Italian utility Enel SpA is in talks about selling part of its electricity network to power grid operator Terna SpA and may also sell its gas distribution network to cut its debt, Enel CEO Fulvio Conti said on Monday.
Enel, Italy’s biggest utility, was saddled with almost €56 billion ($88.84 billion) of debt at the end of 2007 after it bought Spain’s Endesa SA with partner Acciona SA. Enel has started cutting debt with an agreement to sell parts of Endesa to Germany’s E.ON AG. “As far as the sale of network is concerned, we are in talks with Terna and until we close with them we will not ask for better offers,” Conti told a news conference at the International Energy Forum (IEF) gathering.
Enel plans to sell 19,000 km (12,000 miles) of high-voltage network by the end of 2008. Conti said talks with Terna would last a few weeks or months but if the grid’s offer was not satisfactory, talks could be opened to others. Enel is also considering other options to cut debt, including selling its gas distribution network. “It is one of the hypotheses in the debt reduction program, but there is nothing concrete,” Conti said. Shares in Terna were off 0.78% at €2.790 at 1520 GMT, while the DJ Stoxx utilities index was down 1.2%. Enel was down 0.45% at €7.080.
LOOKING FOR MORE GAS SUPPLIES
Conti reiterated his call for Italy to reconsider its opposition to nuclear power, banned more than 20 years ago, to reduce energy costs. Conti said Enel was seeking to diversify gas supplies and was in talks with Egypt and other countries.
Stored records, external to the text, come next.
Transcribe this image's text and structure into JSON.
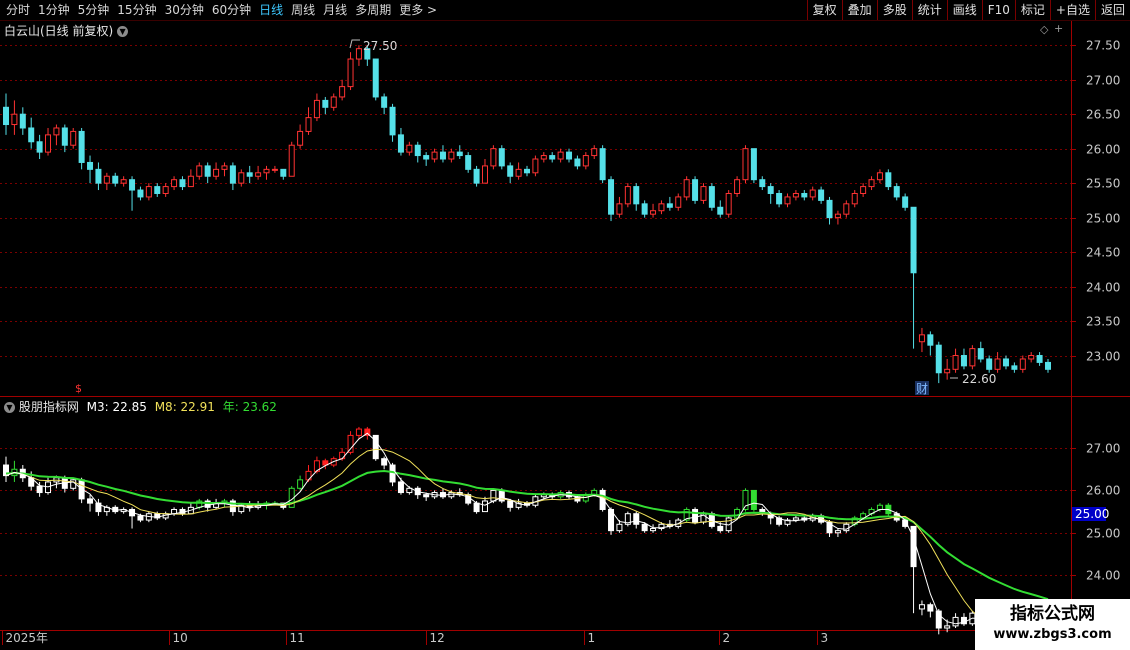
{
  "toolbar": {
    "periods": [
      "分时",
      "1分钟",
      "5分钟",
      "15分钟",
      "30分钟",
      "60分钟",
      "日线",
      "周线",
      "月线",
      "多周期",
      "更多 >"
    ],
    "active_period": "日线",
    "tools": [
      "复权",
      "叠加",
      "多股",
      "统计",
      "画线",
      "F10",
      "标记",
      "+自选",
      "返回"
    ]
  },
  "main": {
    "title": "白云山(日线 前复权)",
    "high_label": "27.50",
    "low_label": "22.60",
    "fin_marker": "财",
    "dollar_marker": "$"
  },
  "indicator": {
    "name": "股朋指标网",
    "m3": "M3: 22.85",
    "m8": "M8: 22.91",
    "year": "年: 23.62",
    "price_tag": "25.00"
  },
  "watermark": {
    "line1": "指标公式网",
    "line2": "www.zbgs3.com"
  },
  "colors": {
    "up": "#ff3333",
    "down": "#55e0e8",
    "grid": "#7a0000",
    "m8": "#f0e05a",
    "year_line": "#33dd33",
    "axis_text": "#c8c8c8"
  },
  "chart_data": [
    {
      "type": "candlestick",
      "title": "白云山(日线 前复权)",
      "y_axis": {
        "ticks": [
          27.5,
          27.0,
          26.5,
          26.0,
          25.5,
          25.0,
          24.5,
          24.0,
          23.5,
          23.0
        ],
        "range": [
          22.5,
          27.75
        ]
      },
      "x_axis": {
        "labels": [
          "2025年",
          "10",
          "11",
          "12",
          "1",
          "2",
          "3"
        ]
      },
      "candles": [
        [
          26.6,
          26.35,
          26.8,
          26.2
        ],
        [
          26.35,
          26.5,
          26.7,
          26.2
        ],
        [
          26.5,
          26.3,
          26.6,
          26.2
        ],
        [
          26.3,
          26.1,
          26.45,
          26.0
        ],
        [
          26.1,
          25.95,
          26.2,
          25.85
        ],
        [
          25.95,
          26.2,
          26.3,
          25.9
        ],
        [
          26.2,
          26.3,
          26.35,
          26.05
        ],
        [
          26.3,
          26.05,
          26.35,
          25.95
        ],
        [
          26.05,
          26.25,
          26.3,
          26.0
        ],
        [
          26.25,
          25.8,
          26.3,
          25.7
        ],
        [
          25.8,
          25.7,
          25.9,
          25.5
        ],
        [
          25.7,
          25.5,
          25.8,
          25.4
        ],
        [
          25.5,
          25.6,
          25.65,
          25.4
        ],
        [
          25.6,
          25.5,
          25.65,
          25.45
        ],
        [
          25.5,
          25.55,
          25.6,
          25.45
        ],
        [
          25.55,
          25.4,
          25.6,
          25.1
        ],
        [
          25.4,
          25.3,
          25.45,
          25.25
        ],
        [
          25.3,
          25.45,
          25.5,
          25.25
        ],
        [
          25.45,
          25.35,
          25.5,
          25.3
        ],
        [
          25.35,
          25.45,
          25.5,
          25.3
        ],
        [
          25.45,
          25.55,
          25.6,
          25.4
        ],
        [
          25.55,
          25.45,
          25.6,
          25.4
        ],
        [
          25.45,
          25.6,
          25.7,
          25.45
        ],
        [
          25.6,
          25.75,
          25.8,
          25.55
        ],
        [
          25.75,
          25.6,
          25.8,
          25.5
        ],
        [
          25.6,
          25.7,
          25.8,
          25.55
        ],
        [
          25.7,
          25.75,
          25.8,
          25.6
        ],
        [
          25.75,
          25.5,
          25.8,
          25.4
        ],
        [
          25.5,
          25.65,
          25.7,
          25.45
        ],
        [
          25.65,
          25.6,
          25.75,
          25.5
        ],
        [
          25.6,
          25.65,
          25.75,
          25.55
        ],
        [
          25.65,
          25.7,
          25.75,
          25.55
        ],
        [
          25.7,
          25.7,
          25.75,
          25.65
        ],
        [
          25.7,
          25.6,
          25.7,
          25.55
        ],
        [
          25.6,
          26.05,
          26.1,
          25.9
        ],
        [
          26.05,
          26.25,
          26.35,
          26.0
        ],
        [
          26.25,
          26.45,
          26.6,
          26.2
        ],
        [
          26.45,
          26.7,
          26.8,
          26.4
        ],
        [
          26.7,
          26.6,
          26.75,
          26.5
        ],
        [
          26.6,
          26.75,
          26.8,
          26.55
        ],
        [
          26.75,
          26.9,
          27.0,
          26.7
        ],
        [
          26.9,
          27.3,
          27.4,
          26.85
        ],
        [
          27.3,
          27.45,
          27.5,
          27.2
        ],
        [
          27.45,
          27.3,
          27.5,
          27.2
        ],
        [
          27.3,
          26.75,
          27.3,
          26.7
        ],
        [
          26.75,
          26.6,
          26.8,
          26.5
        ],
        [
          26.6,
          26.2,
          26.65,
          26.1
        ],
        [
          26.2,
          25.95,
          26.3,
          25.9
        ],
        [
          25.95,
          26.05,
          26.1,
          25.9
        ],
        [
          26.05,
          25.9,
          26.1,
          25.8
        ],
        [
          25.9,
          25.85,
          25.95,
          25.75
        ],
        [
          25.85,
          25.95,
          26.0,
          25.8
        ],
        [
          25.95,
          25.85,
          26.05,
          25.8
        ],
        [
          25.85,
          25.95,
          26.0,
          25.8
        ],
        [
          25.95,
          25.9,
          26.05,
          25.85
        ],
        [
          25.9,
          25.7,
          25.95,
          25.65
        ],
        [
          25.7,
          25.5,
          25.75,
          25.45
        ],
        [
          25.5,
          25.75,
          25.85,
          25.5
        ],
        [
          25.75,
          26.0,
          26.05,
          25.7
        ],
        [
          26.0,
          25.75,
          26.05,
          25.7
        ],
        [
          25.75,
          25.6,
          25.8,
          25.5
        ],
        [
          25.6,
          25.7,
          25.8,
          25.55
        ],
        [
          25.7,
          25.65,
          25.75,
          25.6
        ],
        [
          25.65,
          25.85,
          25.9,
          25.6
        ],
        [
          25.85,
          25.9,
          25.95,
          25.8
        ],
        [
          25.9,
          25.85,
          25.95,
          25.8
        ],
        [
          25.85,
          25.95,
          26.0,
          25.8
        ],
        [
          25.95,
          25.85,
          26.0,
          25.8
        ],
        [
          25.85,
          25.75,
          25.9,
          25.7
        ],
        [
          25.75,
          25.9,
          25.95,
          25.7
        ],
        [
          25.9,
          26.0,
          26.05,
          25.85
        ],
        [
          26.0,
          25.55,
          26.05,
          25.5
        ],
        [
          25.55,
          25.05,
          25.6,
          24.95
        ],
        [
          25.05,
          25.2,
          25.3,
          25.0
        ],
        [
          25.2,
          25.45,
          25.5,
          25.15
        ],
        [
          25.45,
          25.2,
          25.5,
          25.1
        ],
        [
          25.2,
          25.05,
          25.25,
          25.0
        ],
        [
          25.05,
          25.1,
          25.2,
          25.0
        ],
        [
          25.1,
          25.2,
          25.25,
          25.05
        ],
        [
          25.2,
          25.15,
          25.3,
          25.1
        ],
        [
          25.15,
          25.3,
          25.35,
          25.1
        ],
        [
          25.3,
          25.55,
          25.6,
          25.25
        ],
        [
          25.55,
          25.25,
          25.6,
          25.2
        ],
        [
          25.25,
          25.45,
          25.5,
          25.2
        ],
        [
          25.45,
          25.15,
          25.5,
          25.1
        ],
        [
          25.15,
          25.05,
          25.25,
          25.0
        ],
        [
          25.05,
          25.35,
          25.4,
          25.0
        ],
        [
          25.35,
          25.55,
          25.6,
          25.3
        ],
        [
          25.55,
          26.0,
          26.05,
          25.5
        ],
        [
          26.0,
          25.55,
          26.0,
          25.5
        ],
        [
          25.55,
          25.45,
          25.6,
          25.4
        ],
        [
          25.45,
          25.35,
          25.5,
          25.2
        ],
        [
          25.35,
          25.2,
          25.4,
          25.15
        ],
        [
          25.2,
          25.3,
          25.35,
          25.15
        ],
        [
          25.3,
          25.35,
          25.4,
          25.25
        ],
        [
          25.35,
          25.3,
          25.4,
          25.25
        ],
        [
          25.3,
          25.4,
          25.45,
          25.25
        ],
        [
          25.4,
          25.25,
          25.45,
          25.2
        ],
        [
          25.25,
          25.0,
          25.3,
          24.9
        ],
        [
          25.0,
          25.05,
          25.1,
          24.9
        ],
        [
          25.05,
          25.2,
          25.25,
          25.0
        ],
        [
          25.2,
          25.35,
          25.4,
          25.15
        ],
        [
          25.35,
          25.45,
          25.5,
          25.3
        ],
        [
          25.45,
          25.55,
          25.6,
          25.4
        ],
        [
          25.55,
          25.65,
          25.7,
          25.5
        ],
        [
          25.65,
          25.45,
          25.7,
          25.4
        ],
        [
          25.45,
          25.3,
          25.5,
          25.25
        ],
        [
          25.3,
          25.15,
          25.35,
          25.1
        ],
        [
          25.15,
          24.2,
          25.15,
          23.1
        ],
        [
          23.2,
          23.3,
          23.4,
          23.05
        ],
        [
          23.3,
          23.15,
          23.35,
          23.0
        ],
        [
          23.15,
          22.75,
          23.2,
          22.6
        ],
        [
          22.75,
          22.8,
          22.95,
          22.65
        ],
        [
          22.8,
          23.0,
          23.1,
          22.75
        ],
        [
          23.0,
          22.85,
          23.1,
          22.8
        ],
        [
          22.85,
          23.1,
          23.15,
          22.8
        ],
        [
          23.1,
          22.95,
          23.2,
          22.9
        ],
        [
          22.95,
          22.8,
          23.0,
          22.75
        ],
        [
          22.8,
          22.95,
          23.05,
          22.75
        ],
        [
          22.95,
          22.85,
          23.0,
          22.8
        ],
        [
          22.85,
          22.8,
          22.9,
          22.75
        ],
        [
          22.8,
          22.95,
          23.0,
          22.75
        ],
        [
          22.95,
          23.0,
          23.05,
          22.9
        ],
        [
          23.0,
          22.9,
          23.05,
          22.85
        ],
        [
          22.9,
          22.8,
          22.95,
          22.75
        ]
      ]
    },
    {
      "type": "line",
      "title": "股朋指标网",
      "y_axis": {
        "ticks": [
          27.0,
          26.0,
          25.0,
          24.0
        ],
        "range": [
          22.75,
          27.9
        ]
      },
      "series": [
        {
          "name": "M3",
          "last": 22.85
        },
        {
          "name": "M8",
          "last": 22.91
        },
        {
          "name": "年",
          "last": 23.62
        }
      ]
    }
  ]
}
Earlier this month Enel has signed a memorandum of understanding with Egyptian Natural Gas Holding Co. (EGAS) on a broad cooperation in gas exploration and sales. Egypt’s Oil Minister Sameh Fahmy told Reuters at the IEF working groups have been preparing detailed cooperation projects and would present an “action plan” in the next three to six months. Enel has been looking to secure supplies of liquefied natural gas (LNG) from Algeria, Qatar, Nigeria, United Arab Emirates and may buy stakes in LNG plants in those countries, a source close to Enel has said.
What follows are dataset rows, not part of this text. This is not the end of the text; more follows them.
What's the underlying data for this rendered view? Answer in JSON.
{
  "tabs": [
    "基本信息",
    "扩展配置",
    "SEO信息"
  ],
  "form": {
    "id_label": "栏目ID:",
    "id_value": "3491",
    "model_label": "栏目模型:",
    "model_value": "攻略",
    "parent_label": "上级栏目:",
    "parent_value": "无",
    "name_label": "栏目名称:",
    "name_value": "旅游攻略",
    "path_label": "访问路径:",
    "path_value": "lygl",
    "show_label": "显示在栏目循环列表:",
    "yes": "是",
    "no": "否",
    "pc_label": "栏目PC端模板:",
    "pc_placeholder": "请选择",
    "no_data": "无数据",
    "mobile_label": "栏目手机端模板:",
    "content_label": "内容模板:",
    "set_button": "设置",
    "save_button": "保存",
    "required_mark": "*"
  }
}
Qatari Oil Minister Abdullah al-Attiyah told Reuters his delegation would meet Enel executives at the IEF, a gathering of energy ministers and top executives from around the world, but Qatar had no LNG available for sale at present. Attiyah said on Saturday Qatar was diverting LNG previously earmarked for the European and US markets to China because of more favorable returns. (Reuters)